== Entries shown

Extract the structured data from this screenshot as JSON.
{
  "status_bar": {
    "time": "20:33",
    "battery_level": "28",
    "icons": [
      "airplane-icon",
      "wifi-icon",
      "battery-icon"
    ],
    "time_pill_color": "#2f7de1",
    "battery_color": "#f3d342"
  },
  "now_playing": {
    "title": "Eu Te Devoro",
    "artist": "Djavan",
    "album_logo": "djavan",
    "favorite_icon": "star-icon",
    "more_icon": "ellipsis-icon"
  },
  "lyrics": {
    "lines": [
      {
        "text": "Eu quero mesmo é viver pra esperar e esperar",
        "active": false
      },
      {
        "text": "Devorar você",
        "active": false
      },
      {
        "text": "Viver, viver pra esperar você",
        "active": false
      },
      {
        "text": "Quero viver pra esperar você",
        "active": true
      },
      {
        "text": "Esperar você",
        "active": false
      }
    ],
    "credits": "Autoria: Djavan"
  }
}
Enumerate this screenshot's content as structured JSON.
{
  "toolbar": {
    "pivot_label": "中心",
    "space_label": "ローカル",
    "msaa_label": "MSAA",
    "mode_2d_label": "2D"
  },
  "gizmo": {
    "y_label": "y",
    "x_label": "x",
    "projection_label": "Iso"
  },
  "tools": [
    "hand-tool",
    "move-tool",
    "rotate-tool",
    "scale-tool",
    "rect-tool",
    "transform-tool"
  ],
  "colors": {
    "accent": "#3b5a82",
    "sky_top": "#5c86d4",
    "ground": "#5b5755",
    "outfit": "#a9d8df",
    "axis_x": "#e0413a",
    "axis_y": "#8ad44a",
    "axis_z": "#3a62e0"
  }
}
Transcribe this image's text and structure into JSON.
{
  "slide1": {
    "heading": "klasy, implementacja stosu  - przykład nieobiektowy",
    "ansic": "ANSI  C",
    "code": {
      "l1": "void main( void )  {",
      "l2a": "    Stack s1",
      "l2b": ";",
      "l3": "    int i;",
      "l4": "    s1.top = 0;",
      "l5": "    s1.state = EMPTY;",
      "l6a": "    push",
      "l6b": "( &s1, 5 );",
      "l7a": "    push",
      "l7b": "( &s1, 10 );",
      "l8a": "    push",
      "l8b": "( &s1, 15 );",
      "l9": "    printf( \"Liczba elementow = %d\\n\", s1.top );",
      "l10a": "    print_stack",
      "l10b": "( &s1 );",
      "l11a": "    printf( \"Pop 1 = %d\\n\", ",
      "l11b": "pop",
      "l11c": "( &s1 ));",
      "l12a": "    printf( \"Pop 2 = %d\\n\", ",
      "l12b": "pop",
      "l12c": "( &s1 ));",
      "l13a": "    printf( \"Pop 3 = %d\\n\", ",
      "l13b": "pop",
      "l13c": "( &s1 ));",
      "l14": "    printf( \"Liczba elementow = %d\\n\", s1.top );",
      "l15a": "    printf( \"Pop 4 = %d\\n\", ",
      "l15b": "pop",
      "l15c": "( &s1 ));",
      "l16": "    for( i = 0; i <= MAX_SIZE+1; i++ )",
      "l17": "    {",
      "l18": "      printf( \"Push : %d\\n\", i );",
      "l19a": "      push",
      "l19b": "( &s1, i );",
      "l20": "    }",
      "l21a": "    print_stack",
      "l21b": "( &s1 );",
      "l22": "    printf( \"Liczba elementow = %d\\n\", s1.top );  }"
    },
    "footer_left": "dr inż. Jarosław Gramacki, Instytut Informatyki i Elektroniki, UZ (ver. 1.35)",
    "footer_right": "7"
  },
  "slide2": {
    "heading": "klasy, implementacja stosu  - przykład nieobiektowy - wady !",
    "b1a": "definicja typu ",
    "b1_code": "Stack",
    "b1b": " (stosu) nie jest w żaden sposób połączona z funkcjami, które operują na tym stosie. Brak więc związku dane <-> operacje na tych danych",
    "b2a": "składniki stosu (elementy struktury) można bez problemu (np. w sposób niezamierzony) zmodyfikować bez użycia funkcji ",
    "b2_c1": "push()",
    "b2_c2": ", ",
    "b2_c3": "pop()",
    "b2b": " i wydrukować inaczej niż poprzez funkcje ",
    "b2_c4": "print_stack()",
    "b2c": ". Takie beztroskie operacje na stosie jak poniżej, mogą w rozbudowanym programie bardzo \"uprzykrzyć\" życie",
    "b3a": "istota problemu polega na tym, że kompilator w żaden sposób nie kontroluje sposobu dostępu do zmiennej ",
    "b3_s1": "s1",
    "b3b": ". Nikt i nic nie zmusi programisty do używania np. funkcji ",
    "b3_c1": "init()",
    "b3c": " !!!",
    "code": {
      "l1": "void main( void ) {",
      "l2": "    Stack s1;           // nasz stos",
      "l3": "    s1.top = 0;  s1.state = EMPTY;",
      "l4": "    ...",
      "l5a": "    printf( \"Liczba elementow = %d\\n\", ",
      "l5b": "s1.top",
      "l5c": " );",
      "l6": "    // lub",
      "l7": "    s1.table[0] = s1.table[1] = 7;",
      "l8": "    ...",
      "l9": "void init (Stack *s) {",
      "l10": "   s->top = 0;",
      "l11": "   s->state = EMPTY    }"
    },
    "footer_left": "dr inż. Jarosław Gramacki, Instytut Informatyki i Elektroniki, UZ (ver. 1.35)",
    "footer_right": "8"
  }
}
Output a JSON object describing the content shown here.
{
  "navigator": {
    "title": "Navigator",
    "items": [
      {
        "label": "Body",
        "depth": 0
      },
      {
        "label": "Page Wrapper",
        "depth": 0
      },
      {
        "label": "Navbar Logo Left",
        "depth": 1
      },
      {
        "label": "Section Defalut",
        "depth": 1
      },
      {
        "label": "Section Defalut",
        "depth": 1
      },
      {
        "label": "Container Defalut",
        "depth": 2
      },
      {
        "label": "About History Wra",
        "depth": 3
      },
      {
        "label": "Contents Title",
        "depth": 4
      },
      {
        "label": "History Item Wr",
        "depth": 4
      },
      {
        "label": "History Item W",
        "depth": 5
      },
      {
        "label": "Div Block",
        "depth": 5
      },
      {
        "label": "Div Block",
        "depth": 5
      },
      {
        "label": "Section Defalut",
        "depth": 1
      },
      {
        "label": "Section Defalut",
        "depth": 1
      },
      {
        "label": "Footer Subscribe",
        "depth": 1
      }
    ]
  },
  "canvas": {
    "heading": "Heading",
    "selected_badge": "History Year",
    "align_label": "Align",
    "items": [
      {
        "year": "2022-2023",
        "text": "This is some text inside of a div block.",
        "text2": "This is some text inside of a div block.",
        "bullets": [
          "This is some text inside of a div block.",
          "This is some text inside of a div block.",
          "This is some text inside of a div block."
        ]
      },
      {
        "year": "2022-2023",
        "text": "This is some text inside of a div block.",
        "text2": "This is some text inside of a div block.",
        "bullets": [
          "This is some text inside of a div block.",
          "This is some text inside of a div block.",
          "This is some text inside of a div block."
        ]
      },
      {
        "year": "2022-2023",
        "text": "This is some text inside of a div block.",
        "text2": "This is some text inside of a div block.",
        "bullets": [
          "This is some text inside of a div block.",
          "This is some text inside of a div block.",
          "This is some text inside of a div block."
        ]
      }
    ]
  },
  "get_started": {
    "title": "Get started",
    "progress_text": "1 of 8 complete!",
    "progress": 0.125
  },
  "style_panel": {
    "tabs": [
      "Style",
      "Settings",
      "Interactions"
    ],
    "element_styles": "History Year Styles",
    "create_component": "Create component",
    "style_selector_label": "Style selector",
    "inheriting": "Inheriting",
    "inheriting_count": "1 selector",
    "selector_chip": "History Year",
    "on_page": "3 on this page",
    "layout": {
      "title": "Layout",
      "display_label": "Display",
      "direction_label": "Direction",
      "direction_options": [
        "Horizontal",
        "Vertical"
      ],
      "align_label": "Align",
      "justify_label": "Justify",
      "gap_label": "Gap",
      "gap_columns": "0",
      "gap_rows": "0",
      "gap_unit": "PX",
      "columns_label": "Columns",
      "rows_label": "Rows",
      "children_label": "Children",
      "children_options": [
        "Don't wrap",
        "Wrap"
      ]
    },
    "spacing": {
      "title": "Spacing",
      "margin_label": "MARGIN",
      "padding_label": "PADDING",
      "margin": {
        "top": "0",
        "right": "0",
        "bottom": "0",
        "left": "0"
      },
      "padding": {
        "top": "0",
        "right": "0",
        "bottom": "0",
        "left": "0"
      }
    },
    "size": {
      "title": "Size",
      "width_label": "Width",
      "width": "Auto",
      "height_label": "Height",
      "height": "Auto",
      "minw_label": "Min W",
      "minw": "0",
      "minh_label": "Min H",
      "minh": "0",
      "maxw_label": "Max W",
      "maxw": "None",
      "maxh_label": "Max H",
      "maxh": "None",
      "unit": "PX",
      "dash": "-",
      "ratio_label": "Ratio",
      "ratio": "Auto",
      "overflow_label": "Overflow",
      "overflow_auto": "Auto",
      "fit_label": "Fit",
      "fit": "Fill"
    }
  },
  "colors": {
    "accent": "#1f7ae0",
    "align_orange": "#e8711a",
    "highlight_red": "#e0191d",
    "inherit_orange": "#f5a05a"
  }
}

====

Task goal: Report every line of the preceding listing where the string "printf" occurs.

Your solution:
      "l9": "    printf( \"Liczba elementow = %d\\n\", s1.top );",
      "l11a": "    printf( \"Pop 1 = %d\\n\", ",
      "l12a": "    printf( \"Pop 2 = %d\\n\", ",
      "l13a": "    printf( \"Pop 3 = %d\\n\", ",
      "l14": "    printf( \"Liczba elementow = %d\\n\", s1.top );",
      "l15a": "    printf( \"Pop 4 = %d\\n\", ",
      "l18": "      printf( \"Push : %d\\n\", i );",
      "l22": "    printf( \"Liczba elementow = %d\\n\", s1.top );  }"
      "l5a": "    printf( \"Liczba elementow = %d\\n\", ",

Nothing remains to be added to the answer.